Your goal:
Reproduce the following entries verbatim, each one complete.

Dataset items
|---|
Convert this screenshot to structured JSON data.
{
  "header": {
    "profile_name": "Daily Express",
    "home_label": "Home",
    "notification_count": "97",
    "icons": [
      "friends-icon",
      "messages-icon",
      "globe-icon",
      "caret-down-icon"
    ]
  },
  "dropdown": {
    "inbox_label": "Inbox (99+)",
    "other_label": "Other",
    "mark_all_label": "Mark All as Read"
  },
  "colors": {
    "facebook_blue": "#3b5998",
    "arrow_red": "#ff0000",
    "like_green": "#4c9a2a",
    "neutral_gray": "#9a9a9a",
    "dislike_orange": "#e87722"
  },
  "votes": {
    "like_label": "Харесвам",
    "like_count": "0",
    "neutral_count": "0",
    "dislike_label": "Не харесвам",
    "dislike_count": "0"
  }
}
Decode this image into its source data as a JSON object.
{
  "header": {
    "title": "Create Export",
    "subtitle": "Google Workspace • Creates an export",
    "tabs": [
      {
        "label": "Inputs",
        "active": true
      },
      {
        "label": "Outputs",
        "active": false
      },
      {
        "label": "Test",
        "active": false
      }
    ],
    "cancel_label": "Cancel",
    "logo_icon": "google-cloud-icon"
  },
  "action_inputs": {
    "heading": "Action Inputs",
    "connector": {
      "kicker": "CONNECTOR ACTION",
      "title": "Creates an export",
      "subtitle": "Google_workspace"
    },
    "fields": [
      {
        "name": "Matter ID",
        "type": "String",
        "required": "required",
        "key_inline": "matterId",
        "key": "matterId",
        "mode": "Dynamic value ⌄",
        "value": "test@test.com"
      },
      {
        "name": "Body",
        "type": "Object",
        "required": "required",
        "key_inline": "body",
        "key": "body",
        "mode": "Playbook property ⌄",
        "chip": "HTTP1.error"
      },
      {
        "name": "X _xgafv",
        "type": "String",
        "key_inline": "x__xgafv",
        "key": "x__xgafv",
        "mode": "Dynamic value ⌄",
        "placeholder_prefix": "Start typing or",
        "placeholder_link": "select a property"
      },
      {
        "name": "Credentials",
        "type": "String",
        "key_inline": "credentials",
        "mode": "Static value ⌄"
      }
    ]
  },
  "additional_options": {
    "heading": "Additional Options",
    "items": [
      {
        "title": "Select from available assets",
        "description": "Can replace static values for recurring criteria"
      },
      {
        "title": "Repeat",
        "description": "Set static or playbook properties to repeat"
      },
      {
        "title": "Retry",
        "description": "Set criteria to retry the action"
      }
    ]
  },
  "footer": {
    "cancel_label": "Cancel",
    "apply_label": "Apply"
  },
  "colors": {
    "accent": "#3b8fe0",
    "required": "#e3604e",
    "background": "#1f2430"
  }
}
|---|
Result of this exercise:
Convert this screenshot to structured JSON data.
{
  "header": {
    "profile_name": "Daily Express",
    "home_label": "Home",
    "notification_count": "97",
    "icons": [
      "friends-icon",
      "messages-icon",
      "globe-icon",
      "caret-down-icon"
    ]
  },
  "dropdown": {
    "inbox_label": "Inbox (99+)",
    "other_label": "Other",
    "mark_all_label": "Mark All as Read"
  },
  "colors": {
    "facebook_blue": "#3b5998",
    "arrow_red": "#ff0000",
    "like_green": "#4c9a2a",
    "neutral_gray": "#9a9a9a",
    "dislike_orange": "#e87722"
  },
  "votes": {
    "like_label": "Харесвам",
    "like_count": "0",
    "neutral_count": "0",
    "dislike_label": "Не харесвам",
    "dislike_count": "0"
  }
}
Decode this image into its source data as a JSON object.
{
  "header": {
    "title": "Create Export",
    "subtitle": "Google Workspace • Creates an export",
    "tabs": [
      {
        "label": "Inputs",
        "active": true
      },
      {
        "label": "Outputs",
        "active": false
      },
      {
        "label": "Test",
        "active": false
      }
    ],
    "cancel_label": "Cancel",
    "logo_icon": "google-cloud-icon"
  },
  "action_inputs": {
    "heading": "Action Inputs",
    "connector": {
      "kicker": "CONNECTOR ACTION",
      "title": "Creates an export",
      "subtitle": "Google_workspace"
    },
    "fields": [
      {
        "name": "Matter ID",
        "type": "String",
        "required": "required",
        "key_inline": "matterId",
        "key": "matterId",
        "mode": "Dynamic value ⌄",
        "value": "test@test.com"
      },
      {
        "name": "Body",
        "type": "Object",
        "required": "required",
        "key_inline": "body",
        "key": "body",
        "mode": "Playbook property ⌄",
        "chip": "HTTP1.error"
      },
      {
        "name": "X _xgafv",
        "type": "String",
        "key_inline": "x__xgafv",
        "key": "x__xgafv",
        "mode": "Dynamic value ⌄",
        "placeholder_prefix": "Start typing or",
        "placeholder_link": "select a property"
      },
      {
        "name": "Credentials",
        "type": "String",
        "key_inline": "credentials",
        "mode": "Static value ⌄"
      }
    ]
  },
  "additional_options": {
    "heading": "Additional Options",
    "items": [
      {
        "title": "Select from available assets",
        "description": "Can replace static values for recurring criteria"
      },
      {
        "title": "Repeat",
        "description": "Set static or playbook properties to repeat"
      },
      {
        "title": "Retry",
        "description": "Set criteria to retry the action"
      }
    ]
  },
  "footer": {
    "cancel_label": "Cancel",
    "apply_label": "Apply"
  },
  "colors": {
    "accent": "#3b8fe0",
    "required": "#e3604e",
    "background": "#1f2430"
  }
}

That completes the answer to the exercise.